A female Sparrowhawk with a full crop heads west




A pair of Great spotted Woodpeckers



Stock Dove


linda ashken said...

Delighted to se you're back with all your pics and info.

Marc Heath said...

Lovely bunch of shots, that top Gadwall shot is brilliant, nice and sharp and well caught.

Tony Duckett said...

Hi Linda.

It was good to spend a bit of time back on my patch. Hopefully with the days drawing out I will be spending more time out and about.

Tony Duckett said...
This comment has been removed by the author.
Tony Duckett said...

Hi Marc.
I did try and leave a comment with regards to the cracking Harrier photo but was unable to. The reedling shots from today are spot on as well.

birdman_euston said...

26 Feb: Beautiful crisp, clear, calm morning. Spring in full swing. Crocuses and daffodils coming into bloom. Kestrels mating in area 32 at 8.25 (a passerby said an owl roosts in the westernmost next box beyond the small pond but I've never seen one). Male Blackcap (first of the season for me) appeared briefly in area 31 five minutes later; I thought he'd moved on but lo and behold, he reappeared half an hour later preceded by a female - he's a fast worker! Also in area 31, a Robin silently fluffed out its red breast feathers at two others in an oak sapling, raising its bill skywards and doing the Egyptian, i.e. moving its head back and forth laterally - not sure if this was a friendly or antagonistic display. No sign of yesterday's Siskins, just one Goldcrest in evidence. Dunnocks singing everywhere.

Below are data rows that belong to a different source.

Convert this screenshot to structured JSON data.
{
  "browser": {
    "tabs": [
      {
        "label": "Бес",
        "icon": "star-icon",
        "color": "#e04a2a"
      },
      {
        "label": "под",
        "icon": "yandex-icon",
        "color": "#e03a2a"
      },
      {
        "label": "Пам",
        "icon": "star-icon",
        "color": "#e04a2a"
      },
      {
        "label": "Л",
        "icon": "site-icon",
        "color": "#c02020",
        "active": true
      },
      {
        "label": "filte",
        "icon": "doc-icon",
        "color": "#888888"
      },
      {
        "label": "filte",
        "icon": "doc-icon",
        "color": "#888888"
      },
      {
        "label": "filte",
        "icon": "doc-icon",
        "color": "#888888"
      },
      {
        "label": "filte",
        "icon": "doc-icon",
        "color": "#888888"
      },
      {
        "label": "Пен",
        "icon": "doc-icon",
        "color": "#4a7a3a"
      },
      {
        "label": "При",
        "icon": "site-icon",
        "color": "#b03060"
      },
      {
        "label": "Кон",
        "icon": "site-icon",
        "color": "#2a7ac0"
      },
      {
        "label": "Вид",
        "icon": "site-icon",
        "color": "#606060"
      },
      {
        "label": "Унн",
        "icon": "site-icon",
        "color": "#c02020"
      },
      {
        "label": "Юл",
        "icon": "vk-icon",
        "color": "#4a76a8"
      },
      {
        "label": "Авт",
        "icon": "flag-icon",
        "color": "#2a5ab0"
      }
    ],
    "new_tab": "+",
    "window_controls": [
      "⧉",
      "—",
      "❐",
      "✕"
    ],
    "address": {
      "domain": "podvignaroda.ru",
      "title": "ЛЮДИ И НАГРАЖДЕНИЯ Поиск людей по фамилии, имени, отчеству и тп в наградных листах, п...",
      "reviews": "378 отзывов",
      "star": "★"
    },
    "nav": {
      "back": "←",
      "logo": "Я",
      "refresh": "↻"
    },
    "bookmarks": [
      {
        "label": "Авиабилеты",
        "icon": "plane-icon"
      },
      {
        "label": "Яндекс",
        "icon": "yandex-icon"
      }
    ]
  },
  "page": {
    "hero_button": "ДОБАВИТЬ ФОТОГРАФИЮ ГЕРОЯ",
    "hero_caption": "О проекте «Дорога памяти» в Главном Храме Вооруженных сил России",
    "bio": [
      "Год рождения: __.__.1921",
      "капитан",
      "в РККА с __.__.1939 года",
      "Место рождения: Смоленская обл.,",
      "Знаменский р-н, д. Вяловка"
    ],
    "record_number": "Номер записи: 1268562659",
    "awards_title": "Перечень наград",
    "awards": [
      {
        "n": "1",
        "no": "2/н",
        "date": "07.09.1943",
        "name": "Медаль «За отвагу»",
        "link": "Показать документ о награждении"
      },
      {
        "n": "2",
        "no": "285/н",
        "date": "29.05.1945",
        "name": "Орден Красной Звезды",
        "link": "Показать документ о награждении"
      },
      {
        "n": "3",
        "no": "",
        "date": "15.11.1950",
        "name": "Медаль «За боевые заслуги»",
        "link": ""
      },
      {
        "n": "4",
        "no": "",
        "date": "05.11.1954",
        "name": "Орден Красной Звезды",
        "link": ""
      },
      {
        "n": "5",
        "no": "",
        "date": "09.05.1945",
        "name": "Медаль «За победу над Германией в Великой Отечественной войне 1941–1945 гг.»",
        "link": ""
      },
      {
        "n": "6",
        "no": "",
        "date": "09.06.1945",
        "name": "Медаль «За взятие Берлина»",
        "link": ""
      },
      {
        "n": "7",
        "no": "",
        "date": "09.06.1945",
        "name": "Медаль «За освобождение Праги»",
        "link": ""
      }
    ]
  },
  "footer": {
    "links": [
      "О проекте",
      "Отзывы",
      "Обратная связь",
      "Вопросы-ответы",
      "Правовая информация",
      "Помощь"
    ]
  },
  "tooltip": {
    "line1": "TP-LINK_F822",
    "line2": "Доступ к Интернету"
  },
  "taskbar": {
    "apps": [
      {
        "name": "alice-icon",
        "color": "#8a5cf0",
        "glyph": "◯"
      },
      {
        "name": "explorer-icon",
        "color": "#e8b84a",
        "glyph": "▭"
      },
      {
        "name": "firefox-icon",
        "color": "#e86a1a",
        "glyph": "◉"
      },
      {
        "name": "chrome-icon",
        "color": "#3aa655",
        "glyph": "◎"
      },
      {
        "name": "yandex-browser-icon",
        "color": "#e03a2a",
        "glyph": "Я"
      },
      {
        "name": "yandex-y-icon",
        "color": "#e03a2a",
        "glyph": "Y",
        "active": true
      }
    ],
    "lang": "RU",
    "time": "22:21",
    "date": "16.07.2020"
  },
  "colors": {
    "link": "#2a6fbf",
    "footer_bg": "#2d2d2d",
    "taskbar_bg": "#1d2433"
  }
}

Tony Duckett said...

The Blackcaps are good, that was the last place we saw one towards the end of last year. It is an area where birds have wintered or seem to turn up in during the first months of the year. I have been told by members of the public that they have seen an owl in a Kestrel box, it has always turned out to be a puffed up Kestrel. However a Little Owl was in the box above the path in area 32. Area 33 was the area that the male Little Owl was first seen in 6 or so years ago.